[Page and application data records]
# # # # # # #

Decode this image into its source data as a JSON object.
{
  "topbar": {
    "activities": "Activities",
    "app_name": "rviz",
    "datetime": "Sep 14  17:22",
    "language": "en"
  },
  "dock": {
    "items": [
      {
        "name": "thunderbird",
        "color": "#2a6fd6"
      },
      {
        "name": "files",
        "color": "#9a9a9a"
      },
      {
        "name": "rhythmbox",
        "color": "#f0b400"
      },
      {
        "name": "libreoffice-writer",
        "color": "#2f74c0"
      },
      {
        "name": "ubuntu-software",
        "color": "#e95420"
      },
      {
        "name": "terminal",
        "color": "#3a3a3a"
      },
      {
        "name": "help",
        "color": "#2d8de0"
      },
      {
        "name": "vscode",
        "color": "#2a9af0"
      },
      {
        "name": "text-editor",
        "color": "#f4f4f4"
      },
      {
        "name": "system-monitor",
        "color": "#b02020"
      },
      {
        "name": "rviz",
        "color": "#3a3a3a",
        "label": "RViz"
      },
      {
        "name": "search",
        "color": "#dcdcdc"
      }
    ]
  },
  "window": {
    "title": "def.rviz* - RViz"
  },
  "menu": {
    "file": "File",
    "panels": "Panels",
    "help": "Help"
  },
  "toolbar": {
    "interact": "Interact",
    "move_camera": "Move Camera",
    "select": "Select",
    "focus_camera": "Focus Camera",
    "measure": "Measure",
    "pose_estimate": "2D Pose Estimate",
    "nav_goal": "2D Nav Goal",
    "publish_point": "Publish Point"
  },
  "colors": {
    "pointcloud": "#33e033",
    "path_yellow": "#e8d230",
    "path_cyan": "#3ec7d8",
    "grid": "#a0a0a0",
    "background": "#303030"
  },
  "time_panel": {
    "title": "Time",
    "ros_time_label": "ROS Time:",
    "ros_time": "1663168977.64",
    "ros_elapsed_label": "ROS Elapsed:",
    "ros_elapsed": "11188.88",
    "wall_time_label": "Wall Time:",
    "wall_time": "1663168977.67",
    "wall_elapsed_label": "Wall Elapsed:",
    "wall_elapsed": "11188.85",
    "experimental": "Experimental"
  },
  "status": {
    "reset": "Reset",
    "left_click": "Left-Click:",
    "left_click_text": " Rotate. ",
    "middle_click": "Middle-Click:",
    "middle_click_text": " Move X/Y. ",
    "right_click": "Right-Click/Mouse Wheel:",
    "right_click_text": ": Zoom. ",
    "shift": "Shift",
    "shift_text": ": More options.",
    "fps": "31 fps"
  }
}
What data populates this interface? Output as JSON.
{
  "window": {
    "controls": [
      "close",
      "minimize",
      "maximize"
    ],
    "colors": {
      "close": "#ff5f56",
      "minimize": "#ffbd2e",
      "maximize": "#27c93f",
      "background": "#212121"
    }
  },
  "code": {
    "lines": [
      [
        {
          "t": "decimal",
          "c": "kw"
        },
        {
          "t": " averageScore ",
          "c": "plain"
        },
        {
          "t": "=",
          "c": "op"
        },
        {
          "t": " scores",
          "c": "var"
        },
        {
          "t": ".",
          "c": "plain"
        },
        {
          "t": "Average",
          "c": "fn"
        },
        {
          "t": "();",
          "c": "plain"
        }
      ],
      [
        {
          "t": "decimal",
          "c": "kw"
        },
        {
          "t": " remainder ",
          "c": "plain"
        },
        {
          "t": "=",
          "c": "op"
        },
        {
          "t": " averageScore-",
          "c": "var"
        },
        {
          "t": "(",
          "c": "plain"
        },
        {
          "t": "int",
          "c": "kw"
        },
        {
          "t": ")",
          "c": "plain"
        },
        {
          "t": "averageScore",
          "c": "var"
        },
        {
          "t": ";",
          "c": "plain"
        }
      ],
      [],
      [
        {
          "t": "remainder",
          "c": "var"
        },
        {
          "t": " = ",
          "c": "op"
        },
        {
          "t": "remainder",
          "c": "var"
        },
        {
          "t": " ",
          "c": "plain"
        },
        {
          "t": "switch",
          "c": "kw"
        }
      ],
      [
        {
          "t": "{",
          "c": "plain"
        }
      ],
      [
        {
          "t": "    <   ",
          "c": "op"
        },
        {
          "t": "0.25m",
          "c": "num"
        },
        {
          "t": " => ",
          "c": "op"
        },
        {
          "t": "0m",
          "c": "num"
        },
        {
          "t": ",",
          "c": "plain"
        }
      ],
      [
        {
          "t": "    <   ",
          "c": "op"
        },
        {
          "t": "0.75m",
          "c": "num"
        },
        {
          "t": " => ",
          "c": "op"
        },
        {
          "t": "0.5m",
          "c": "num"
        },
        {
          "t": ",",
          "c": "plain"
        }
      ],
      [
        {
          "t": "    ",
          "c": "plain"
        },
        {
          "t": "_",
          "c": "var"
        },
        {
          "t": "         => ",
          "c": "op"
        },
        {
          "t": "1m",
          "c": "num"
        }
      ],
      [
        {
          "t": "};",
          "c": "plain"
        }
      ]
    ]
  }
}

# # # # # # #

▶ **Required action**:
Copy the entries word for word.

▶ **Exercise answer**:
Decode this image into its source data as a JSON object.
{
  "topbar": {
    "activities": "Activities",
    "app_name": "rviz",
    "datetime": "Sep 14  17:22",
    "language": "en"
  },
  "dock": {
    "items": [
      {
        "name": "thunderbird",
        "color": "#2a6fd6"
      },
      {
        "name": "files",
        "color": "#9a9a9a"
      },
      {
        "name": "rhythmbox",
        "color": "#f0b400"
      },
      {
        "name": "libreoffice-writer",
        "color": "#2f74c0"
      },
      {
        "name": "ubuntu-software",
        "color": "#e95420"
      },
      {
        "name": "terminal",
        "color": "#3a3a3a"
      },
      {
        "name": "help",
        "color": "#2d8de0"
      },
      {
        "name": "vscode",
        "color": "#2a9af0"
      },
      {
        "name": "text-editor",
        "color": "#f4f4f4"
      },
      {
        "name": "system-monitor",
        "color": "#b02020"
      },
      {
        "name": "rviz",
        "color": "#3a3a3a",
        "label": "RViz"
      },
      {
        "name": "search",
        "color": "#dcdcdc"
      }
    ]
  },
  "window": {
    "title": "def.rviz* - RViz"
  },
  "menu": {
    "file": "File",
    "panels": "Panels",
    "help": "Help"
  },
  "toolbar": {
    "interact": "Interact",
    "move_camera": "Move Camera",
    "select": "Select",
    "focus_camera": "Focus Camera",
    "measure": "Measure",
    "pose_estimate": "2D Pose Estimate",
    "nav_goal": "2D Nav Goal",
    "publish_point": "Publish Point"
  },
  "colors": {
    "pointcloud": "#33e033",
    "path_yellow": "#e8d230",
    "path_cyan": "#3ec7d8",
    "grid": "#a0a0a0",
    "background": "#303030"
  },
  "time_panel": {
    "title": "Time",
    "ros_time_label": "ROS Time:",
    "ros_time": "1663168977.64",
    "ros_elapsed_label": "ROS Elapsed:",
    "ros_elapsed": "11188.88",
    "wall_time_label": "Wall Time:",
    "wall_time": "1663168977.67",
    "wall_elapsed_label": "Wall Elapsed:",
    "wall_elapsed": "11188.85",
    "experimental": "Experimental"
  },
  "status": {
    "reset": "Reset",
    "left_click": "Left-Click:",
    "left_click_text": " Rotate. ",
    "middle_click": "Middle-Click:",
    "middle_click_text": " Move X/Y. ",
    "right_click": "Right-Click/Mouse Wheel:",
    "right_click_text": ": Zoom. ",
    "shift": "Shift",
    "shift_text": ": More options.",
    "fps": "31 fps"
  }
}
What data populates this interface? Output as JSON.
{
  "window": {
    "controls": [
      "close",
      "minimize",
      "maximize"
    ],
    "colors": {
      "close": "#ff5f56",
      "minimize": "#ffbd2e",
      "maximize": "#27c93f",
      "background": "#212121"
    }
  },
  "code": {
    "lines": [
      [
        {
          "t": "decimal",
          "c": "kw"
        },
        {
          "t": " averageScore ",
          "c": "plain"
        },
        {
          "t": "=",
          "c": "op"
        },
        {
          "t": " scores",
          "c": "var"
        },
        {
          "t": ".",
          "c": "plain"
        },
        {
          "t": "Average",
          "c": "fn"
        },
        {
          "t": "();",
          "c": "plain"
        }
      ],
      [
        {
          "t": "decimal",
          "c": "kw"
        },
        {
          "t": " remainder ",
          "c": "plain"
        },
        {
          "t": "=",
          "c": "op"
        },
        {
          "t": " averageScore-",
          "c": "var"
        },
        {
          "t": "(",
          "c": "plain"
        },
        {
          "t": "int",
          "c": "kw"
        },
        {
          "t": ")",
          "c": "plain"
        },
        {
          "t": "averageScore",
          "c": "var"
        },
        {
          "t": ";",
          "c": "plain"
        }
      ],
      [],
      [
        {
          "t": "remainder",
          "c": "var"
        },
        {
          "t": " = ",
          "c": "op"
        },
        {
          "t": "remainder",
          "c": "var"
        },
        {
          "t": " ",
          "c": "plain"
        },
        {
          "t": "switch",
          "c": "kw"
        }
      ],
      [
        {
          "t": "{",
          "c": "plain"
        }
      ],
      [
        {
          "t": "    <   ",
          "c": "op"
        },
        {
          "t": "0.25m",
          "c": "num"
        },
        {
          "t": " => ",
          "c": "op"
        },
        {
          "t": "0m",
          "c": "num"
        },
        {
          "t": ",",
          "c": "plain"
        }
      ],
      [
        {
          "t": "    <   ",
          "c": "op"
        },
        {
          "t": "0.75m",
          "c": "num"
        },
        {
          "t": " => ",
          "c": "op"
        },
        {
          "t": "0.5m",
          "c": "num"
        },
        {
          "t": ",",
          "c": "plain"
        }
      ],
      [
        {
          "t": "    ",
          "c": "plain"
        },
        {
          "t": "_",
          "c": "var"
        },
        {
          "t": "         => ",
          "c": "op"
        },
        {
          "t": "1m",
          "c": "num"
        }
      ],
      [
        {
          "t": "};",
          "c": "plain"
        }
      ]
    ]
  }
}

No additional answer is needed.